__RECORD EXTRACTS__.
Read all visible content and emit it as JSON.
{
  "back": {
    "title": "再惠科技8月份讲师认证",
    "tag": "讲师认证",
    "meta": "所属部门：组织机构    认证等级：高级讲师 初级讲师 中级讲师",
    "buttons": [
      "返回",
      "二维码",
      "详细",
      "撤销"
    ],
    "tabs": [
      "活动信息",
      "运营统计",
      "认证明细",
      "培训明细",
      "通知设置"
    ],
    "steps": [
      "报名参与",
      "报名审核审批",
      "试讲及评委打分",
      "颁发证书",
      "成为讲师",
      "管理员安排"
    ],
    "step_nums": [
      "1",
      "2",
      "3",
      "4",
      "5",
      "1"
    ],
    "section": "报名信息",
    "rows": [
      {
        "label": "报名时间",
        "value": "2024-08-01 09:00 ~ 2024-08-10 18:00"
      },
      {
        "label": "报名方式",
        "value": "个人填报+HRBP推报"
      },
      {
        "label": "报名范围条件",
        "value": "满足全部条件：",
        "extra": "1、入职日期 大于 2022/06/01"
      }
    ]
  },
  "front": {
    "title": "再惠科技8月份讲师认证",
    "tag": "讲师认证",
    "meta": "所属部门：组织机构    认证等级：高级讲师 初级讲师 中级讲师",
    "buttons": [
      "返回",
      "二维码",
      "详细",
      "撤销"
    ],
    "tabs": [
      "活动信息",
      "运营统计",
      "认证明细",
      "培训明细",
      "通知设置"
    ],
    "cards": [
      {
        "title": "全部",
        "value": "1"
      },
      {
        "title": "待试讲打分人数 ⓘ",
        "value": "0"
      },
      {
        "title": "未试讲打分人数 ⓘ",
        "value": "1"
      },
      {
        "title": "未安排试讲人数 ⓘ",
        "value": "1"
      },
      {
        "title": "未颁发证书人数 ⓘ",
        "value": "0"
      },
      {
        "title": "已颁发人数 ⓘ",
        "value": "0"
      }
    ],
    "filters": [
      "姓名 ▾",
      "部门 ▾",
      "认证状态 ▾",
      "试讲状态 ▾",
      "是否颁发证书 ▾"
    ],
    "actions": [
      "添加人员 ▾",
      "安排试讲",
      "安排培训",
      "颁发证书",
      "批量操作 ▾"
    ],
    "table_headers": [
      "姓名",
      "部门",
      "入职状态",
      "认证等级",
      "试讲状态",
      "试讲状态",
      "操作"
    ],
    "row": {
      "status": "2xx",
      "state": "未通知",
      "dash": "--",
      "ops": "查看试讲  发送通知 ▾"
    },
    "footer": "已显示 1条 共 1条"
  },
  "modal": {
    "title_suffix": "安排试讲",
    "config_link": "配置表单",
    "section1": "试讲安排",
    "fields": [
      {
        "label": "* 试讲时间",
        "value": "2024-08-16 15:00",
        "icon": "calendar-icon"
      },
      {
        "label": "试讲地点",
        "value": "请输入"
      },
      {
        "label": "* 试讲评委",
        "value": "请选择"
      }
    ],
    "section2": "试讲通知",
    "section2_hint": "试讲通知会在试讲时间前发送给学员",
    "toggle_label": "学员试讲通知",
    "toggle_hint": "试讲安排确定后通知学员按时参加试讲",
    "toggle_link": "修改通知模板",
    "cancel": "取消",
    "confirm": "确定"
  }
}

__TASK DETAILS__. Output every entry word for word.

__RESPONSE FOR THIS EXERCISE__.
Read all visible content and emit it as JSON.
{
  "back": {
    "title": "再惠科技8月份讲师认证",
    "tag": "讲师认证",
    "meta": "所属部门：组织机构    认证等级：高级讲师 初级讲师 中级讲师",
    "buttons": [
      "返回",
      "二维码",
      "详细",
      "撤销"
    ],
    "tabs": [
      "活动信息",
      "运营统计",
      "认证明细",
      "培训明细",
      "通知设置"
    ],
    "steps": [
      "报名参与",
      "报名审核审批",
      "试讲及评委打分",
      "颁发证书",
      "成为讲师",
      "管理员安排"
    ],
    "step_nums": [
      "1",
      "2",
      "3",
      "4",
      "5",
      "1"
    ],
    "section": "报名信息",
    "rows": [
      {
        "label": "报名时间",
        "value": "2024-08-01 09:00 ~ 2024-08-10 18:00"
      },
      {
        "label": "报名方式",
        "value": "个人填报+HRBP推报"
      },
      {
        "label": "报名范围条件",
        "value": "满足全部条件：",
        "extra": "1、入职日期 大于 2022/06/01"
      }
    ]
  },
  "front": {
    "title": "再惠科技8月份讲师认证",
    "tag": "讲师认证",
    "meta": "所属部门：组织机构    认证等级：高级讲师 初级讲师 中级讲师",
    "buttons": [
      "返回",
      "二维码",
      "详细",
      "撤销"
    ],
    "tabs": [
      "活动信息",
      "运营统计",
      "认证明细",
      "培训明细",
      "通知设置"
    ],
    "cards": [
      {
        "title": "全部",
        "value": "1"
      },
      {
        "title": "待试讲打分人数 ⓘ",
        "value": "0"
      },
      {
        "title": "未试讲打分人数 ⓘ",
        "value": "1"
      },
      {
        "title": "未安排试讲人数 ⓘ",
        "value": "1"
      },
      {
        "title": "未颁发证书人数 ⓘ",
        "value": "0"
      },
      {
        "title": "已颁发人数 ⓘ",
        "value": "0"
      }
    ],
    "filters": [
      "姓名 ▾",
      "部门 ▾",
      "认证状态 ▾",
      "试讲状态 ▾",
      "是否颁发证书 ▾"
    ],
    "actions": [
      "添加人员 ▾",
      "安排试讲",
      "安排培训",
      "颁发证书",
      "批量操作 ▾"
    ],
    "table_headers": [
      "姓名",
      "部门",
      "入职状态",
      "认证等级",
      "试讲状态",
      "试讲状态",
      "操作"
    ],
    "row": {
      "status": "2xx",
      "state": "未通知",
      "dash": "--",
      "ops": "查看试讲  发送通知 ▾"
    },
    "footer": "已显示 1条 共 1条"
  },
  "modal": {
    "title_suffix": "安排试讲",
    "config_link": "配置表单",
    "section1": "试讲安排",
    "fields": [
      {
        "label": "* 试讲时间",
        "value": "2024-08-16 15:00",
        "icon": "calendar-icon"
      },
      {
        "label": "试讲地点",
        "value": "请输入"
      },
      {
        "label": "* 试讲评委",
        "value": "请选择"
      }
    ],
    "section2": "试讲通知",
    "section2_hint": "试讲通知会在试讲时间前发送给学员",
    "toggle_label": "学员试讲通知",
    "toggle_hint": "试讲安排确定后通知学员按时参加试讲",
    "toggle_link": "修改通知模板",
    "cancel": "取消",
    "confirm": "确定"
  }
}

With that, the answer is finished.